experience.  I would love to continue as the Octave BDFL but I also
need to find a way to pay the bills.

Octave friends, developers, and occasional users,

This is serious.  We owe John a lot for starting this project so many years ago, and for being the Benevolent Dictator For Life (BDFL) that he is. If you have been to an Octave Conference, you will have heard him say that the median number of developers for a community-supported software project is 1.  In other words, most projects never expand beyond the original author, and after a few months or years the updates stop and the project dies.  That has not happened under John's watch.  Instead, Octave has grown, attracted more coders, implemented a GUI, and is now holding conferences internationally.

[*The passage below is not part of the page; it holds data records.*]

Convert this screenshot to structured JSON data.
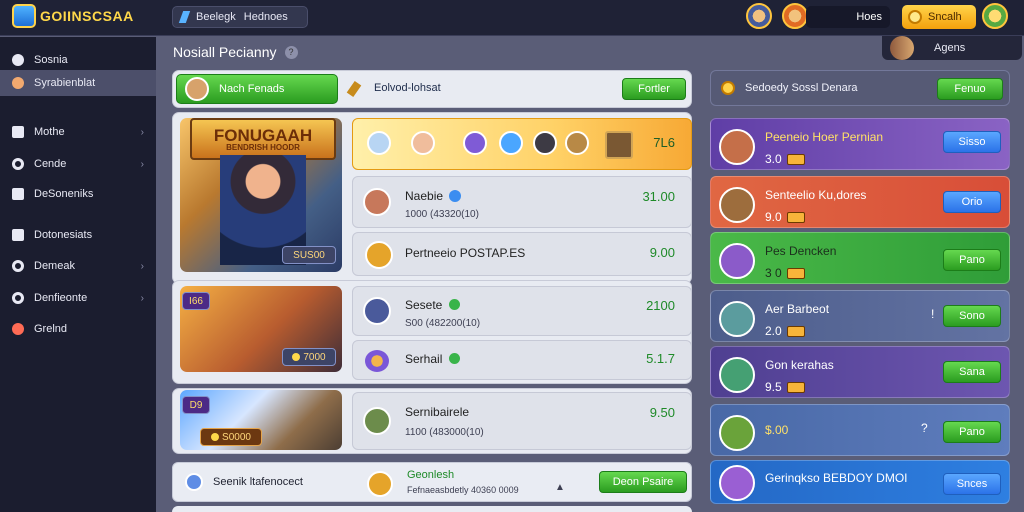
{
  "top": {
    "logo_text": "GOIINSCSAA",
    "nav_left": "Beelegk",
    "nav_right": "Hednoes",
    "user_label": "Hoes",
    "coin_label": "Sncalh",
    "corner_label": "Agens"
  },
  "sidebar": {
    "items": [
      {
        "label": "Sosnia",
        "icon": "globe-icon"
      },
      {
        "label": "Syrabienblat",
        "icon": "face-icon",
        "active": true
      },
      {
        "label": "Mothe",
        "icon": "mail-icon"
      },
      {
        "label": "Cende",
        "icon": "circle-icon"
      },
      {
        "label": "DeSoneniks",
        "icon": "grid-icon"
      },
      {
        "label": "Dotonesiats",
        "icon": "card-icon"
      },
      {
        "label": "Demeak",
        "icon": "clock-icon"
      },
      {
        "label": "Denfieonte",
        "icon": "gear-icon"
      },
      {
        "label": "Grelnd",
        "icon": "ball-icon"
      }
    ]
  },
  "page": {
    "title": "Nosiall Pecianny",
    "help": "?"
  },
  "main": {
    "top_tab_left": "Nach Fenads",
    "top_tab_right": "Eolvod-lohsat",
    "top_button": "Fortler",
    "hero_banner_title": "FONUGAAH",
    "hero_banner_sub": "BENDRISH HOODR",
    "hero_price": "SUS00",
    "art2_badge": "I66",
    "art2_price": "7000",
    "art3_badge": "D9",
    "art3_price": "S0000",
    "top_row_value": "7L6",
    "rows": [
      {
        "title": "Naebie",
        "sub": "1000 (43320(10)",
        "value": "31.00"
      },
      {
        "title": "Pertneeio POSTAP.ES",
        "sub": "",
        "value": "9.00"
      },
      {
        "title": "Sesete",
        "sub": "S00 (482200(10)",
        "value": "2100"
      },
      {
        "title": "Serhail",
        "sub": "",
        "value": "5.1.7"
      },
      {
        "title": "Sernibairele",
        "sub": "1100 (483000(10)",
        "value": "9.50"
      }
    ],
    "bottom_left": "Seenik ltafenocect",
    "bottom_center_title": "Geonlesh",
    "bottom_center_sub": "Fefnaeasbdetly 40360 0009",
    "bottom_button": "Deon Psaire"
  },
  "right": {
    "header_title": "Sedoedy Sossl Denara",
    "header_button": "Fenuo",
    "cards": [
      {
        "name": "Peeneio Hoer Pernian",
        "value": "3.0",
        "button": "Sisso",
        "color": "#6c45b3"
      },
      {
        "name": "Senteelio Ku,dores",
        "value": "9.0",
        "button": "Orio",
        "color": "#dc5b44"
      },
      {
        "name": "Pes Dencken",
        "value": "3 0",
        "button": "Pano",
        "color": "#40b94a"
      },
      {
        "name": "Aer Barbeot",
        "value": "2.0",
        "button": "Sono",
        "color": "#4f5f8d"
      },
      {
        "name": "Gon kerahas",
        "value": "9.5",
        "button": "Sana",
        "color": "#5f4fa0"
      },
      {
        "name": "$.00",
        "value": "",
        "button": "Pano",
        "color": "#4b67a4"
      },
      {
        "name": "Gerinqkso BEBDOY DMOI",
        "value": "",
        "button": "Snces",
        "color": "#2f6ac4"
      }
    ]
  },
  "colors": {
    "accent_green": "#35a62b",
    "accent_blue": "#2b72e8",
    "sidebar_bg": "#1b1d2f",
    "main_bg": "#5a5d77"
  }
}
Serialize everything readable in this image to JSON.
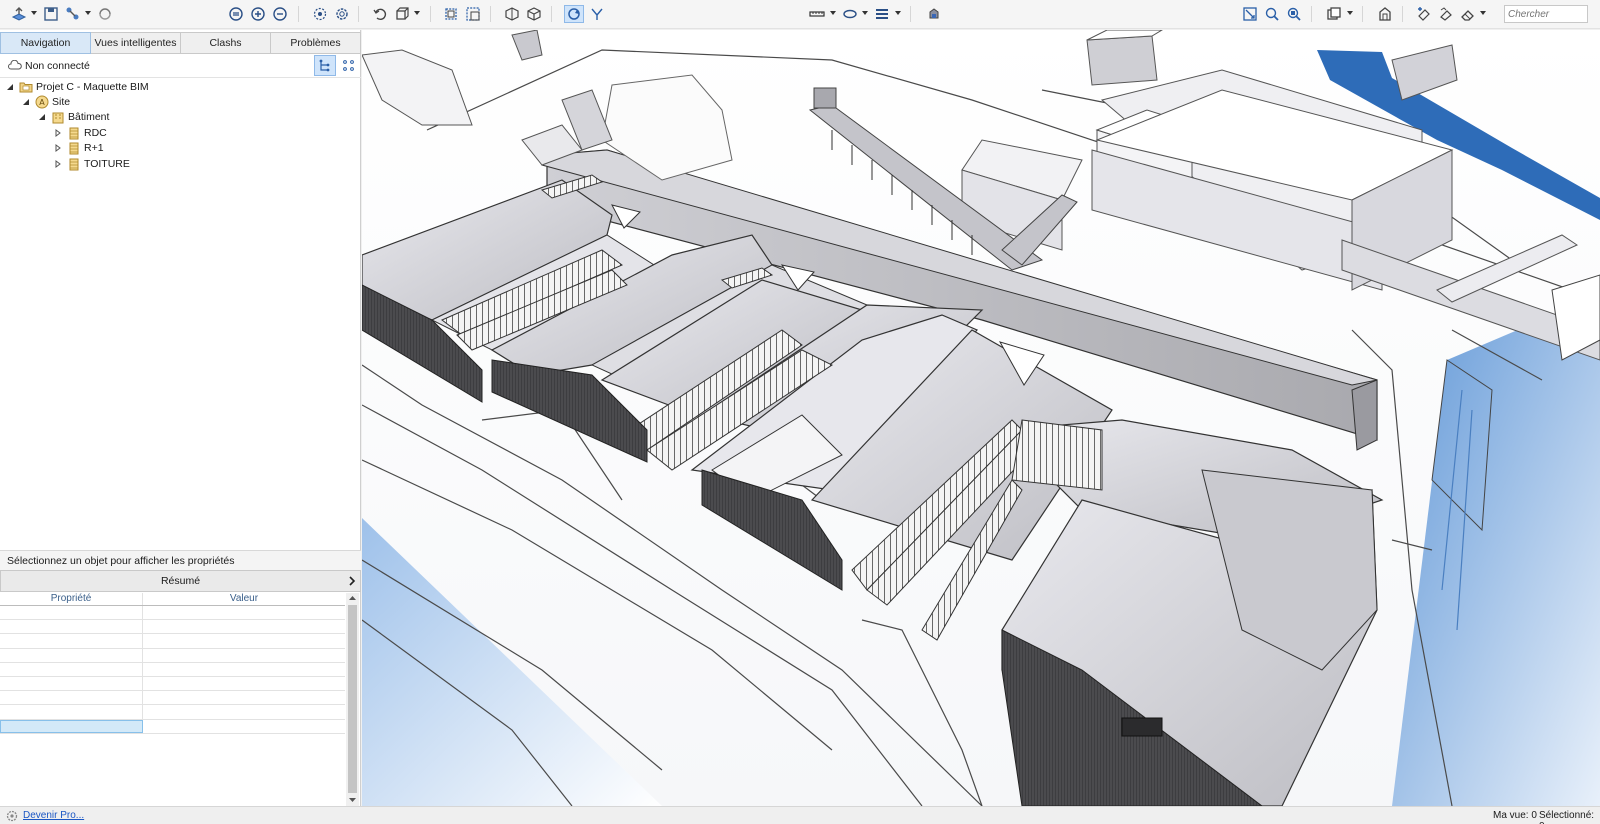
{
  "colors": {
    "accent": "#2f6fc0",
    "selection": "#cfe4fb",
    "water": "#3a78c4"
  },
  "toolbar": {
    "search_placeholder": "Chercher",
    "icons": [
      "open-file-icon",
      "save-icon",
      "share-icon",
      "sync-icon",
      "fit-all-icon",
      "zoom-in-icon",
      "zoom-out-icon",
      "orbit-icon",
      "settings-view-icon",
      "undo-icon",
      "view-cube-icon",
      "select-box-icon",
      "select-window-icon",
      "section-box-icon",
      "cube-icon",
      "navigate-icon",
      "walk-icon",
      "measure-icon",
      "markup-icon",
      "lineweight-icon",
      "render-icon",
      "zoom-extents-icon",
      "zoom-window-icon",
      "zoom-selected-icon",
      "layers-icon",
      "home-icon",
      "add-tag-icon",
      "markup-cloud-icon",
      "eraser-icon"
    ]
  },
  "left_panel": {
    "tabs": [
      "Navigation",
      "Vues intelligentes",
      "Clashs",
      "Problèmes"
    ],
    "connection_status": "Non connecté",
    "tree": [
      {
        "label": "Projet C - Maquette BIM",
        "level": 0,
        "icon": "project-folder-icon"
      },
      {
        "label": "Site",
        "level": 1,
        "icon": "site-icon"
      },
      {
        "label": "Bâtiment",
        "level": 2,
        "icon": "building-icon"
      },
      {
        "label": "RDC",
        "level": 3,
        "icon": "storey-icon"
      },
      {
        "label": "R+1",
        "level": 3,
        "icon": "storey-icon"
      },
      {
        "label": "TOITURE",
        "level": 3,
        "icon": "storey-icon"
      }
    ],
    "properties": {
      "header": "Sélectionnez un objet pour afficher les propriétés",
      "summary_label": "Résumé",
      "col_property": "Propriété",
      "col_value": "Valeur"
    }
  },
  "statusbar": {
    "pro_link": "Devenir Pro...",
    "view_count": "Ma vue: 0",
    "selected_count": "Sélectionné: 0"
  }
}
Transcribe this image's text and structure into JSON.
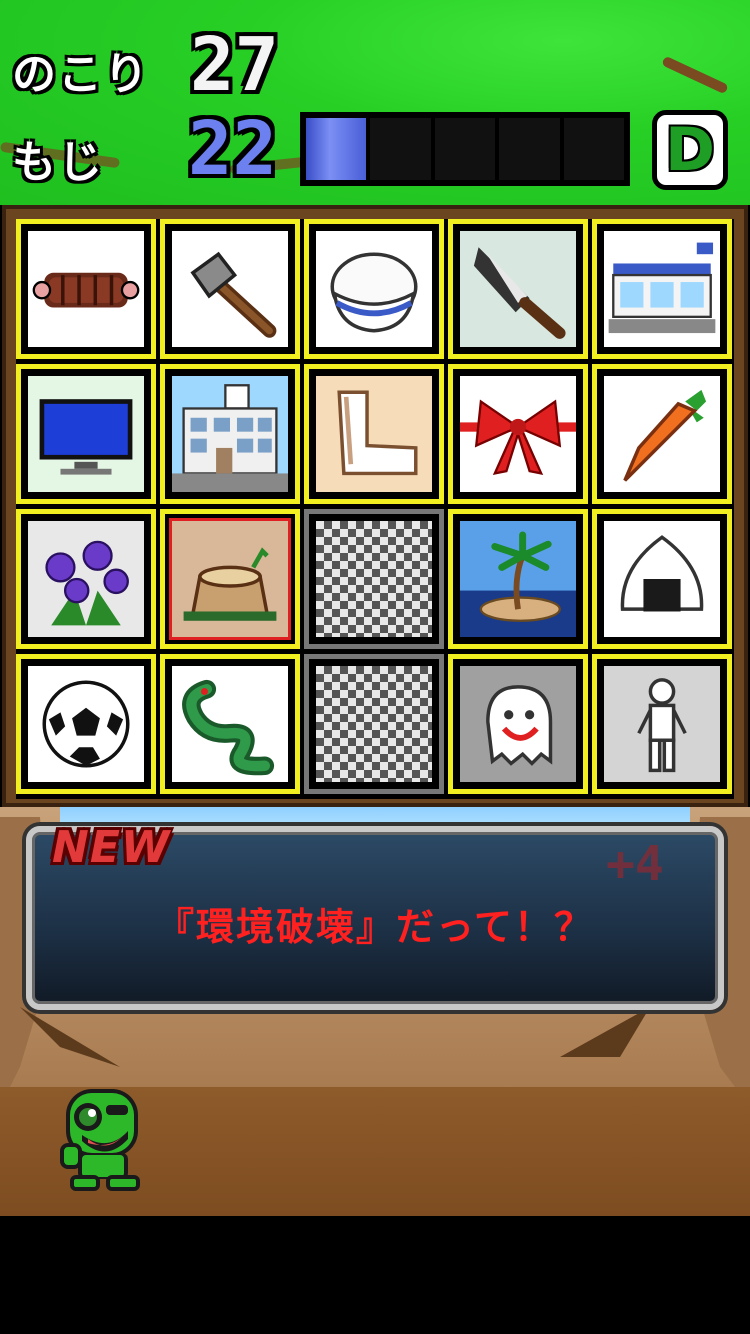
{
  "hud": {
    "remaining_label": "のこり",
    "remaining_value": "27",
    "chars_label": "もじ",
    "chars_value": "22",
    "meter": {
      "segments_total": 5,
      "segments_filled": 1
    },
    "grade": "D"
  },
  "board": {
    "tiles": [
      {
        "icon": "meat-icon",
        "bg": "#ffffff"
      },
      {
        "icon": "axe-icon",
        "bg": "#ffffff"
      },
      {
        "icon": "rice-bowl-icon",
        "bg": "#ffffff"
      },
      {
        "icon": "kitchen-knife-icon",
        "bg": "#d8e8e0"
      },
      {
        "icon": "convenience-store-icon",
        "bg": "#ffffff"
      },
      {
        "icon": "television-icon",
        "bg": "#e4f6e4"
      },
      {
        "icon": "school-building-icon",
        "bg": "#dfeef8"
      },
      {
        "icon": "bent-leg-icon",
        "bg": "#f6dcb8"
      },
      {
        "icon": "red-ribbon-icon",
        "bg": "#ffffff"
      },
      {
        "icon": "carrot-icon",
        "bg": "#ffffff"
      },
      {
        "icon": "purple-flower-icon",
        "bg": "#e8e8e8"
      },
      {
        "icon": "tree-stump-icon",
        "bg": "#d8b898"
      },
      {
        "icon": "hidden-tile-icon",
        "bg": "checker"
      },
      {
        "icon": "palm-island-icon",
        "bg": "#3a7ac8"
      },
      {
        "icon": "onigiri-icon",
        "bg": "#ffffff"
      },
      {
        "icon": "soccer-ball-icon",
        "bg": "#ffffff"
      },
      {
        "icon": "snake-icon",
        "bg": "#ffffff"
      },
      {
        "icon": "hidden-tile-icon",
        "bg": "checker"
      },
      {
        "icon": "ghost-icon",
        "bg": "#a0a0a0"
      },
      {
        "icon": "stick-figure-icon",
        "bg": "#d4d4d4"
      }
    ],
    "selected_index": 11
  },
  "message": {
    "badge": "NEW",
    "bonus": "+4",
    "text": "『環境破壊』だって！？"
  },
  "colors": {
    "hud_green": "#27cf25",
    "tile_border": "#f2ef20",
    "selected_border": "#e02020",
    "message_text": "#ff2020",
    "meter_blue": "#5b6fe8"
  }
}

Solving a problem by yourself is hard, but solving a problem together is easy.  The Octave Community needs to work together to come up with something that allows John to continue doing what he does best: coding and leading Octave.

In addition to the suggestions he wrote, I think users should check with their employers to see if there is any IT budget for software maintenance.  Octave is a ridiculously good value, even if they have to pay something for it.

--Rik